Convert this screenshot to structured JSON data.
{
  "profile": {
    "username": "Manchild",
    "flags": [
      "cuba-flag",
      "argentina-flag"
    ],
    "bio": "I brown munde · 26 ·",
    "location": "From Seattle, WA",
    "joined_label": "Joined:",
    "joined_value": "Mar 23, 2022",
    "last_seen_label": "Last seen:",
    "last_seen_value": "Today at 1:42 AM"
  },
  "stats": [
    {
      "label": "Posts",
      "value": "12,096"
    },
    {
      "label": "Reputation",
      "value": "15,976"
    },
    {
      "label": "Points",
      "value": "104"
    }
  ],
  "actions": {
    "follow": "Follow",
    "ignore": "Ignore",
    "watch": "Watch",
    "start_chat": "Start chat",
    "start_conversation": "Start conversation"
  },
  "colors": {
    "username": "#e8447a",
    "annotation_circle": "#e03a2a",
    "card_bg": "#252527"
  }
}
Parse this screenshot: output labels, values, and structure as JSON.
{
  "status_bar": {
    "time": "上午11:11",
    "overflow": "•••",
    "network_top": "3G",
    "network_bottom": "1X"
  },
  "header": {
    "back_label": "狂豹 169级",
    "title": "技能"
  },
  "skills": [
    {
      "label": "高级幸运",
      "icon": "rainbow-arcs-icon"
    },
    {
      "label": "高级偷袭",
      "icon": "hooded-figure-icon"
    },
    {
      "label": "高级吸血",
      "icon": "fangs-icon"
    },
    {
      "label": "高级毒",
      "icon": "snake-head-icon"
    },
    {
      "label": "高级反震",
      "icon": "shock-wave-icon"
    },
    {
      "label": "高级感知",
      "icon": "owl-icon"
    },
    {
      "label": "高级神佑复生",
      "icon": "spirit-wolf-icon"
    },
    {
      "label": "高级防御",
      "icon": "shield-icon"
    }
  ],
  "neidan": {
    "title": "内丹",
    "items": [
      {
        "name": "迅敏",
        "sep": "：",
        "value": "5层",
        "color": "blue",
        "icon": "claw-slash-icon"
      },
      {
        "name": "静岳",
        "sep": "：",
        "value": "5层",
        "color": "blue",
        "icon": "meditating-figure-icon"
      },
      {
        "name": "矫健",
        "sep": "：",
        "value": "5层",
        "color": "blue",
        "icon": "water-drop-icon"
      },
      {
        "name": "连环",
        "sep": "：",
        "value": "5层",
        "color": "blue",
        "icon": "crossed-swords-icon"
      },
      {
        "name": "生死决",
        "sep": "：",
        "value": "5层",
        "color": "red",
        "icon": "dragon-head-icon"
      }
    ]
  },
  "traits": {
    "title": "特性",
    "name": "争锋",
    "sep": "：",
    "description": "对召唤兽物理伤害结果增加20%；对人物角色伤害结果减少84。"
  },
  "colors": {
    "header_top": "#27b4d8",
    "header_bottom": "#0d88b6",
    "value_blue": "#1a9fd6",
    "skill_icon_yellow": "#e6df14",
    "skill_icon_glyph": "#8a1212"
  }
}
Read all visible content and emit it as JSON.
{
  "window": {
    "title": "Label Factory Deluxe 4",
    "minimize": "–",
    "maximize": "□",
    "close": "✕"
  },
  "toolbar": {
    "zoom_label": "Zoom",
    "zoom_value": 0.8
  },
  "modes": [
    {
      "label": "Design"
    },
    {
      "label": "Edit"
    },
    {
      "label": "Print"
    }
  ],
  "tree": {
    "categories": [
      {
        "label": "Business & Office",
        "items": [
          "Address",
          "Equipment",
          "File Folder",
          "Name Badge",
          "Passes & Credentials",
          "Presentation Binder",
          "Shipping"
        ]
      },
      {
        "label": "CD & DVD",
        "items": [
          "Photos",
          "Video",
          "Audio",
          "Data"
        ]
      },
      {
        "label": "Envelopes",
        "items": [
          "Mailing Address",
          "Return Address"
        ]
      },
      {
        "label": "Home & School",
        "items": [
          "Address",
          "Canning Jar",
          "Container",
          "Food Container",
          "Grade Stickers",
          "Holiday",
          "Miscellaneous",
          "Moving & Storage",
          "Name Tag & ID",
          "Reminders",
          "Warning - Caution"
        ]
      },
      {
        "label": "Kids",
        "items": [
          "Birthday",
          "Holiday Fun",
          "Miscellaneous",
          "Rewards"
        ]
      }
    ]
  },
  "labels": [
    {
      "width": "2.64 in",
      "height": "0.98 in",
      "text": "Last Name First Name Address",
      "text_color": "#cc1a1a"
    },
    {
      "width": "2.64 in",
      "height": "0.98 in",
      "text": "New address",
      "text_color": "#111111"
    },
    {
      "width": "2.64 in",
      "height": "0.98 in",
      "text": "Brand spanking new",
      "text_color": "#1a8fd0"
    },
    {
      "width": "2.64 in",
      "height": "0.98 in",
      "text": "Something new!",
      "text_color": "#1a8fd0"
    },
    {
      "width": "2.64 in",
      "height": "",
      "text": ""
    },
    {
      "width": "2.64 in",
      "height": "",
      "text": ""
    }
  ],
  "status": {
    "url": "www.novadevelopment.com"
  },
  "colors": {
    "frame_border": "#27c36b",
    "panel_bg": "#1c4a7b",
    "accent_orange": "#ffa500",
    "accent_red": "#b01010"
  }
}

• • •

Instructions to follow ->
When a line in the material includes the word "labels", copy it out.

Task result ->
Parse this screenshot: output labels, values, and structure as JSON.
  "labels": [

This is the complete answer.